Brooks Peck: Well, I like to think we’re all fans here, but I know that’s not what you mean. During the curation process, we always try to include members of whatever community surrounds a topic we’re looking at. That could mean conducting interviews with fans ahead of time to get a deeper understanding of the subject. We often involve related communities in brainstorming, and we later present early ideas to fans and other community groups for feedback. We work hard to avoid creating exhibitions where the museum dictates what is important about a topic. Rather, we want to reflect what the fans and the community say is important.

L.E. Hertel on Facebook asks: If you could make one exhibition free to the public, which would it be? Would it be one that has already been, or one that would be a dream come true?

Brooks Peck: I’d love to make an exhibition about the life and work of author Philip K. Dick. He may not be a household name, but he’s one of the most frequently-adapted science fiction authors from the 20th century. Blade Runner, Minority Report, Total Recall, The Man in the High Castle, and many more—all come from Philip K. Dick. He was a prolific writer who was fascinated by the nature of reality and forms of consciousness. He achieved critical but not much financial success during his quite chaotic life. I’d love to tell his story. 

@nonniekenzo on Instagram asks: Do you think you'd ever do a Daniel Johnston exhibit? He was a huge influence for Kurt Cobain and many other artists alive today but no one really knows who he is or how much he really impacted the world. There's definitely a lot to work with exhibit wise, he was a truly interesting and amazing person.

Jacob McMurray: I think it’d be cool to do a Johnston exhibition. He’s a niche figure, but certainly has an outsized influence on certain musicians, such as Cobain, like you say. We do 3-4 exhibitions a year and usually 1-2 of those are created in-house.
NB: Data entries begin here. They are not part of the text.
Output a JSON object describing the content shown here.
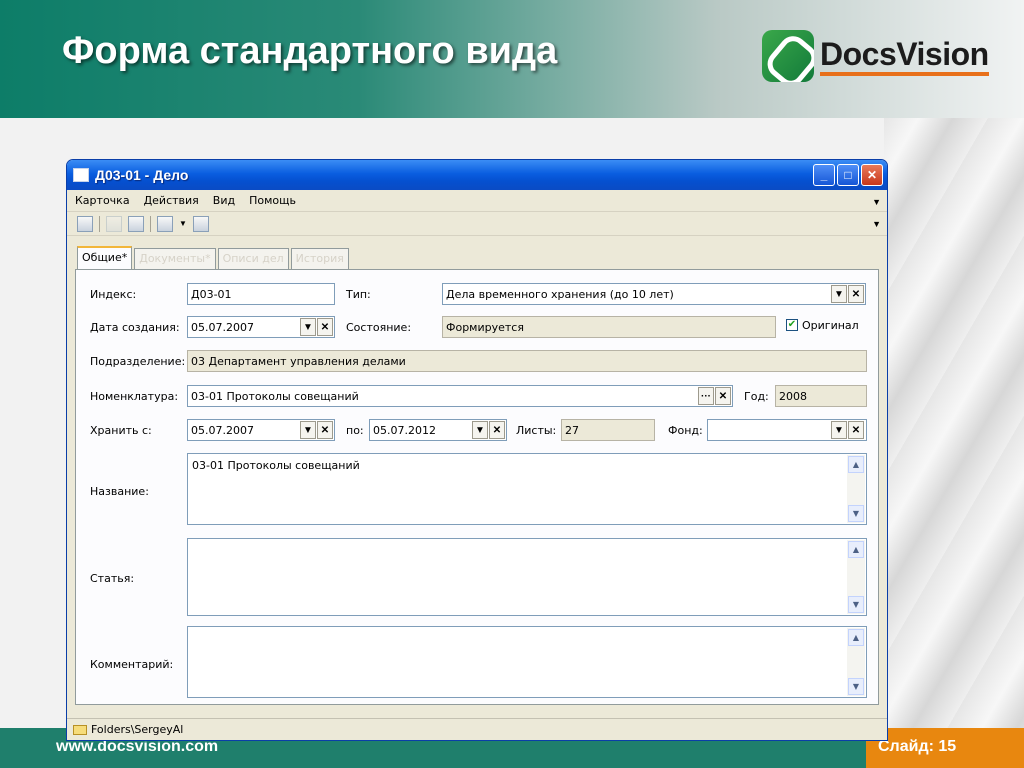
{
  "slide": {
    "title": "Форма стандартного вида",
    "logo_text": "DocsVision",
    "footer_url": "www.docsvision.com",
    "slide_number": "Слайд: 15"
  },
  "window": {
    "title": "Д03-01 - Дело",
    "buttons": {
      "minimize": "_",
      "maximize": "□",
      "close": "✕"
    }
  },
  "menu": [
    "Карточка",
    "Действия",
    "Вид",
    "Помощь"
  ],
  "tabs": [
    {
      "label": "Общие*",
      "active": true
    },
    {
      "label": "Документы*",
      "active": false
    },
    {
      "label": "Описи дел",
      "active": false
    },
    {
      "label": "История",
      "active": false
    }
  ],
  "form": {
    "index_label": "Индекс:",
    "index_value": "Д03-01",
    "type_label": "Тип:",
    "type_value": "Дела временного хранения (до 10 лет)",
    "created_label": "Дата создания:",
    "created_value": "05.07.2007",
    "state_label": "Состояние:",
    "state_value": "Формируется",
    "original_label": "Оригинал",
    "original_checked": true,
    "division_label": "Подразделение:",
    "division_value": "03 Департамент управления делами",
    "nomenclature_label": "Номенклатура:",
    "nomenclature_value": "03-01 Протоколы совещаний",
    "year_label": "Год:",
    "year_value": "2008",
    "keep_from_label": "Хранить с:",
    "keep_from_value": "05.07.2007",
    "keep_to_label": "по:",
    "keep_to_value": "05.07.2012",
    "sheets_label": "Листы:",
    "sheets_value": "27",
    "fund_label": "Фонд:",
    "fund_value": "",
    "name_label": "Название:",
    "name_value": "03-01 Протоколы совещаний",
    "article_label": "Статья:",
    "article_value": "",
    "comment_label": "Комментарий:",
    "comment_value": ""
  },
  "glyphs": {
    "dropdown": "▼",
    "clear": "✕",
    "ellipsis": "···",
    "check": "✔",
    "scroll_up": "▲",
    "scroll_down": "▼"
  },
  "status": {
    "path": "Folders\\SergeyAl"
  }
}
We’re always thinking of new exhibition topics that expand on the areas of nerdy, passionate pop culture that we cover. I could certainly see a small exhibition on Johnston at some point in the future.

anyonecanwhistle on Instagram asks: Is there a way to trace an item that was in one of your past collection to try and find current whereabouts?

Brooks Peck: We actually rarely, rarely remove objects from our collection. If we decide to add an item to the collection, we’re making a promise to be the stewards of that object for the foreseeable future, and we take that responsibility seriously. Which means we need to be pretty picky about what we collect. Sometimes we have the opportunity to acquire something that is really, really cool, but if we don’t think there’s a reasonable chance we will display it someday, we won’t take it on.

As for loaned objects, once those things are returned to the owners or lending institutions, our recordkeeping ends there. 

averybryson17 on Instagram asks: Why did you choose to change the name from emp museum to MoPOP?

Brooks Peck: Changing our name was all about catching up with our identity. By the time the name change came about in 2016 we’d been looking at science fiction for 12 years, we had created or hosted exhibitions on toys, video games, sports, fashion, Chuck Jones, Hello Kitty, Jim Henson…. We were absolutely and firmly a pop culture museum, and we needed our name to reflect that.

Learn more about MoPOP's current exhibitions + find tickets to plan your next visit!

20 Years of MoPOP, Mailbag

About the author

Tony Drovetto is MoPOP's Content Marketing Manager.